Washington - "It's going to be our own indie movie," I quipped to a couple of strangers inside the Alaskan, a vintage former brothel that doubles as a hotel and a dive bar in downtown Juneau.
The premise was a stretch, even for fiction. I flew from Portland, Oregon, to Juneau, Alaska, for an impromptu road trip from Northwestern British Columbia back down through Washington state. My camping buddy would be a Grindr one-night stand from three years ago. I had seen this guy only twice since our hookup, both times platonic with months in between.
My friends thought I was crazy. And I was. I didn't know him, and he didn't know me. But that mystique intrigued me. I figured that an intense amount of time together would make for a closer friendship; for the most part, science supports that theory. If we were going to be cooped up in a Jeep or sleeping under the roof of a plastic tent, we would certainly feel like family by the finish line.
Boy, was I wrong.
I slept for most of the six-hour ferry ride from Juneau to Skagway, Alaska, which connected us from the island to the mainland. I learned that this upset my counterpart when we attempted our first hike near the Liard Hot Springs. The fluffy trails were brimming with snow. But when we spotted wolf sheddings on the side of the trail, I anxiously suggested we turn back. Growing belligerent, my friend started to question why I joined him on a trip heavy with hiking trails, especially since I was wearing tennis shoes. As he grew even more antagonistic, our hike started to trigger memories of feuds between me and my exes.
As the days wore on, the mood between us wavered between high and low. I had no return ticket outside of his Jeep, so keeping the peace between us was important. Still, I wondered how much disrespect I could stomach.
On our last full day, we encountered a surprisingly mellow outing in Vancouver, B.C. That evening, we stayed with a friend of mine in Bellingham, Washington, who gave me a crash course in good connection. Its two secret ingredients: respect and communication.

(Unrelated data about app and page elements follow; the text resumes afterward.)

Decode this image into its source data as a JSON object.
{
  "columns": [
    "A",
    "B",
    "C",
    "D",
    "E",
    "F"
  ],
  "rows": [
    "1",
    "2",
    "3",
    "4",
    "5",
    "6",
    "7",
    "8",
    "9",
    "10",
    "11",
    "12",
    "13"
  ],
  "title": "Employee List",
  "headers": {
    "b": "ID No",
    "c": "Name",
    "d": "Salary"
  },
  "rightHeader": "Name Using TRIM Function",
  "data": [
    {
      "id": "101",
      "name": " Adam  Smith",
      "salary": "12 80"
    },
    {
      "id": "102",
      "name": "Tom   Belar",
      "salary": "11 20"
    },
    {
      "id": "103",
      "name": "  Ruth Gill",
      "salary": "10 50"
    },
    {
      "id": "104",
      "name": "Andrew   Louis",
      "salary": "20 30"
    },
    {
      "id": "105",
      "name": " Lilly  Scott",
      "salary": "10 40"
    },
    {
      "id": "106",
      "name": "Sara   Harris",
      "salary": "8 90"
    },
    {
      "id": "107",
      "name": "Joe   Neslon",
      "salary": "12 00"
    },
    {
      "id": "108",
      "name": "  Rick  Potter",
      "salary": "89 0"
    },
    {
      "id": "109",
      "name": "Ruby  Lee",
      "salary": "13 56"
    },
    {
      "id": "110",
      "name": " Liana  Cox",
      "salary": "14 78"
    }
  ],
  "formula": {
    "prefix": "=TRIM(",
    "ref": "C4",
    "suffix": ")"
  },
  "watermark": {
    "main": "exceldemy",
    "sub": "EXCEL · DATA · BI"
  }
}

Alone before bed, my road trip buddy and I hit a local bar. On the walk back to my friend's house, I told him that my friend could provide us with a bed and the living room couch. Since it was a Saturday night, I suggested one of us might want to sleep on the floor of my friend's room as her three roommates were home, partying in the living room.
The very suggestion that my companion would take the floor after driving for nine hours set him off. After I offered to flip a coin, he professed that he couldn't wait to get back to his "actual friends" in Portland. He even implied that he had texted quotes of things I had said to his friends for a quick laugh while we were perusing Vancouver.
After he abandoned our unfinished argument by slamming my friend's bedroom door in my face, I did the one thing that felt right throughout the entire trip: I bought a Bolt bus ticket back home.
The next morning, I told my friend that we weren't good travel companions. I wished him the best and left.
For years, I have tried to make it work with men who were controlling. In any of my relationships – platonic, romantic or familial – I used to apologize or argue back until whoever I was with was happy, even if I'd never done anything "wrong." It wasn't uncommon for my dad to laugh if I stood up for myself. And my partners weren't much better – they often gave me the silent treatment if I had a change of heart over some trivial component of a loose agenda. In many instances, my opinion couldn't match up to someone else's entitlement; I was given a trial with no jury. This time, I knew exactly when I had to cut and run.
Suddenly, I didn't try to apologize or back out of a disagreement. I knew how much I could handle. All that time in the car didn't bring the two of us together; instead I ended up feeling alone, and much closer to myself. I realized that trips can unexpectedly take me to places I've already been. When that happens, there's nothing stopping me from taking a detour.